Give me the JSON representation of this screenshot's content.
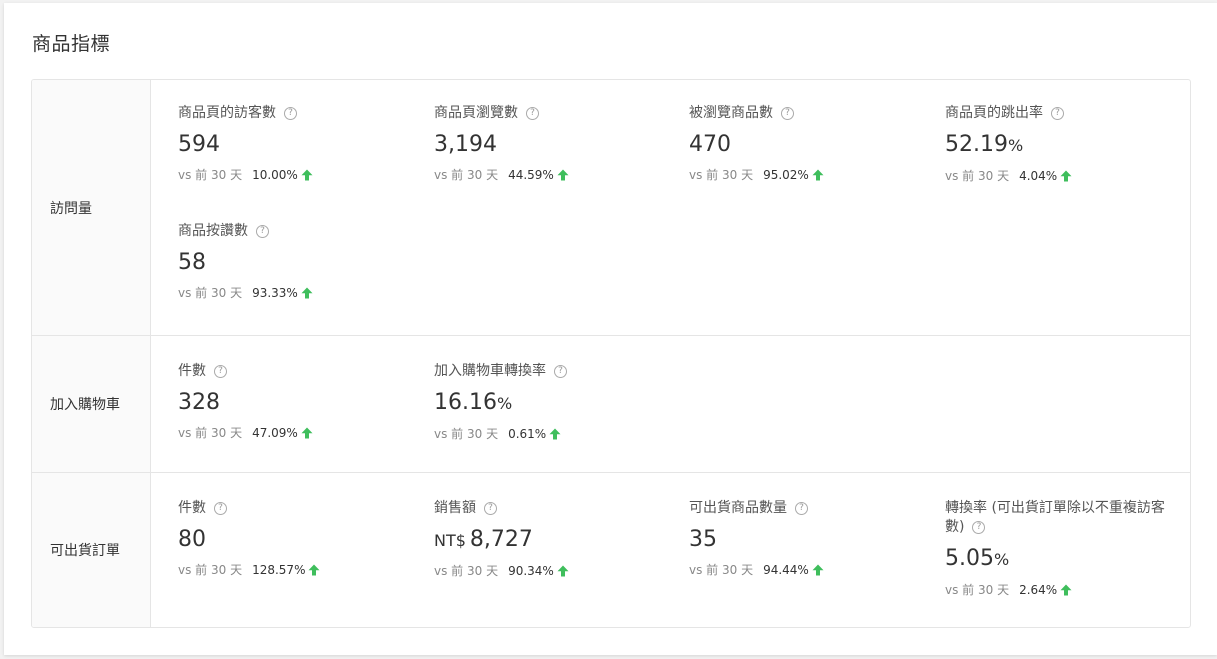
{
  "title": "商品指標",
  "compare_prefix": "vs 前 30 天",
  "up_color": "#3fbe5c",
  "help_glyph": "?",
  "sections": [
    {
      "label": "訪問量",
      "metrics": [
        {
          "title": "商品頁的訪客數",
          "value": "594",
          "unit": "",
          "prefix": "",
          "pct": "10.00%",
          "trend": "up"
        },
        {
          "title": "商品頁瀏覽數",
          "value": "3,194",
          "unit": "",
          "prefix": "",
          "pct": "44.59%",
          "trend": "up"
        },
        {
          "title": "被瀏覽商品數",
          "value": "470",
          "unit": "",
          "prefix": "",
          "pct": "95.02%",
          "trend": "up"
        },
        {
          "title": "商品頁的跳出率",
          "value": "52.19",
          "unit": "%",
          "prefix": "",
          "pct": "4.04%",
          "trend": "up"
        },
        {
          "title": "商品按讚數",
          "value": "58",
          "unit": "",
          "prefix": "",
          "pct": "93.33%",
          "trend": "up"
        }
      ]
    },
    {
      "label": "加入購物車",
      "metrics": [
        {
          "title": "件數",
          "value": "328",
          "unit": "",
          "prefix": "",
          "pct": "47.09%",
          "trend": "up"
        },
        {
          "title": "加入購物車轉換率",
          "value": "16.16",
          "unit": "%",
          "prefix": "",
          "pct": "0.61%",
          "trend": "up"
        }
      ]
    },
    {
      "label": "可出貨訂單",
      "metrics": [
        {
          "title": "件數",
          "value": "80",
          "unit": "",
          "prefix": "",
          "pct": "128.57%",
          "trend": "up"
        },
        {
          "title": "銷售額",
          "value": "8,727",
          "unit": "",
          "prefix": "NT$",
          "pct": "90.34%",
          "trend": "up"
        },
        {
          "title": "可出貨商品數量",
          "value": "35",
          "unit": "",
          "prefix": "",
          "pct": "94.44%",
          "trend": "up"
        },
        {
          "title": "轉換率 (可出貨訂單除以不重複訪客數)",
          "value": "5.05",
          "unit": "%",
          "prefix": "",
          "pct": "2.64%",
          "trend": "up"
        }
      ]
    }
  ]
}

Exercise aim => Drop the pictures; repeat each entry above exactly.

Solution to the exercise =>
Give me the JSON representation of this screenshot's content.
{
  "title": "商品指標",
  "compare_prefix": "vs 前 30 天",
  "up_color": "#3fbe5c",
  "help_glyph": "?",
  "sections": [
    {
      "label": "訪問量",
      "metrics": [
        {
          "title": "商品頁的訪客數",
          "value": "594",
          "unit": "",
          "prefix": "",
          "pct": "10.00%",
          "trend": "up"
        },
        {
          "title": "商品頁瀏覽數",
          "value": "3,194",
          "unit": "",
          "prefix": "",
          "pct": "44.59%",
          "trend": "up"
        },
        {
          "title": "被瀏覽商品數",
          "value": "470",
          "unit": "",
          "prefix": "",
          "pct": "95.02%",
          "trend": "up"
        },
        {
          "title": "商品頁的跳出率",
          "value": "52.19",
          "unit": "%",
          "prefix": "",
          "pct": "4.04%",
          "trend": "up"
        },
        {
          "title": "商品按讚數",
          "value": "58",
          "unit": "",
          "prefix": "",
          "pct": "93.33%",
          "trend": "up"
        }
      ]
    },
    {
      "label": "加入購物車",
      "metrics": [
        {
          "title": "件數",
          "value": "328",
          "unit": "",
          "prefix": "",
          "pct": "47.09%",
          "trend": "up"
        },
        {
          "title": "加入購物車轉換率",
          "value": "16.16",
          "unit": "%",
          "prefix": "",
          "pct": "0.61%",
          "trend": "up"
        }
      ]
    },
    {
      "label": "可出貨訂單",
      "metrics": [
        {
          "title": "件數",
          "value": "80",
          "unit": "",
          "prefix": "",
          "pct": "128.57%",
          "trend": "up"
        },
        {
          "title": "銷售額",
          "value": "8,727",
          "unit": "",
          "prefix": "NT$",
          "pct": "90.34%",
          "trend": "up"
        },
        {
          "title": "可出貨商品數量",
          "value": "35",
          "unit": "",
          "prefix": "",
          "pct": "94.44%",
          "trend": "up"
        },
        {
          "title": "轉換率 (可出貨訂單除以不重複訪客數)",
          "value": "5.05",
          "unit": "%",
          "prefix": "",
          "pct": "2.64%",
          "trend": "up"
        }
      ]
    }
  ]
}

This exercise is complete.